── Input material ──

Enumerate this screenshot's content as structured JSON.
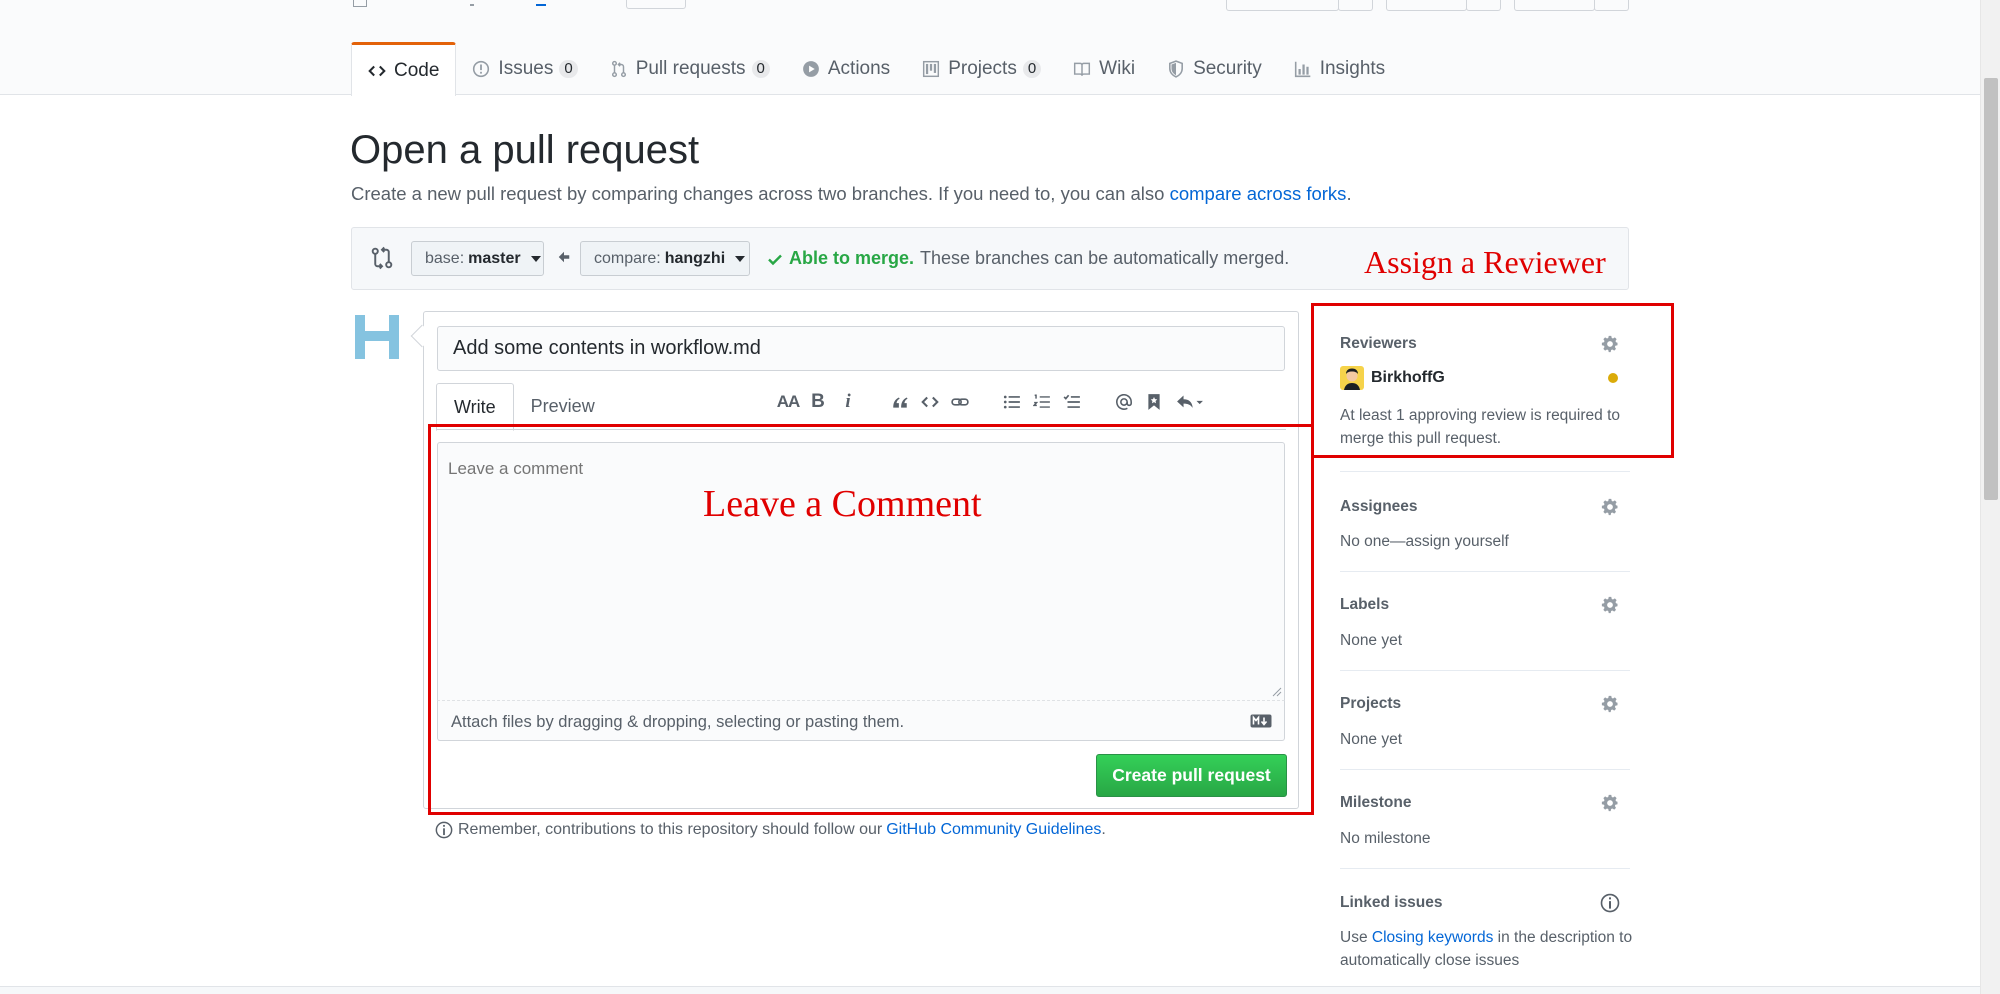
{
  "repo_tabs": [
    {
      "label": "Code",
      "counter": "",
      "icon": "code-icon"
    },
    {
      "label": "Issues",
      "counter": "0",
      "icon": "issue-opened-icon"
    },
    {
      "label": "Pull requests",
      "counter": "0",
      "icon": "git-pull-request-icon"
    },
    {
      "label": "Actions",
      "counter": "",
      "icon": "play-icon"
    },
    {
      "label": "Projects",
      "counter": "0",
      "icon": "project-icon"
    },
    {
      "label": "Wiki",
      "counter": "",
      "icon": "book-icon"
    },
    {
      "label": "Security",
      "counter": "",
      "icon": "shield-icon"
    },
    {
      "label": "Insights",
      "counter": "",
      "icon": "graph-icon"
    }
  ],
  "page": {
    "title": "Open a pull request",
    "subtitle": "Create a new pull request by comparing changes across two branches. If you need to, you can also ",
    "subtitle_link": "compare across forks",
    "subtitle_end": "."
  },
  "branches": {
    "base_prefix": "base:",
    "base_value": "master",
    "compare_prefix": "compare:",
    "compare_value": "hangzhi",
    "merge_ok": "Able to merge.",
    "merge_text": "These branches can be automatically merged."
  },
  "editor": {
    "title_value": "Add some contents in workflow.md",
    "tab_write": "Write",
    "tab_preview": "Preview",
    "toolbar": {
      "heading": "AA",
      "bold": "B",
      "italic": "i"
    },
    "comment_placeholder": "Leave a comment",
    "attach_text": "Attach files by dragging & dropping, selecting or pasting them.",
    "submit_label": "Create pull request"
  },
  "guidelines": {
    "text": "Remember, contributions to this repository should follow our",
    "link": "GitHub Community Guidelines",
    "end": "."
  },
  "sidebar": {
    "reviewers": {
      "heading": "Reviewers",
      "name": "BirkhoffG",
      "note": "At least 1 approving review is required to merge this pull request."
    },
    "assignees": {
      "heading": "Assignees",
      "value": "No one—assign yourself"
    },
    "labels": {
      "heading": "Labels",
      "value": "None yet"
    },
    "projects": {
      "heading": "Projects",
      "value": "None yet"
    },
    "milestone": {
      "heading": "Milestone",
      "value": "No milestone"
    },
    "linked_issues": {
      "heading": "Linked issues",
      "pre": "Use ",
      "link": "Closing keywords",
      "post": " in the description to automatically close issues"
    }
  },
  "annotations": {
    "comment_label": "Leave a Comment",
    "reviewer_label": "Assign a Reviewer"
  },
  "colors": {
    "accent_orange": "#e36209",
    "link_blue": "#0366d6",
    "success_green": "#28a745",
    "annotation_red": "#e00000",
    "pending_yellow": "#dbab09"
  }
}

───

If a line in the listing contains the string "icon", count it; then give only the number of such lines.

8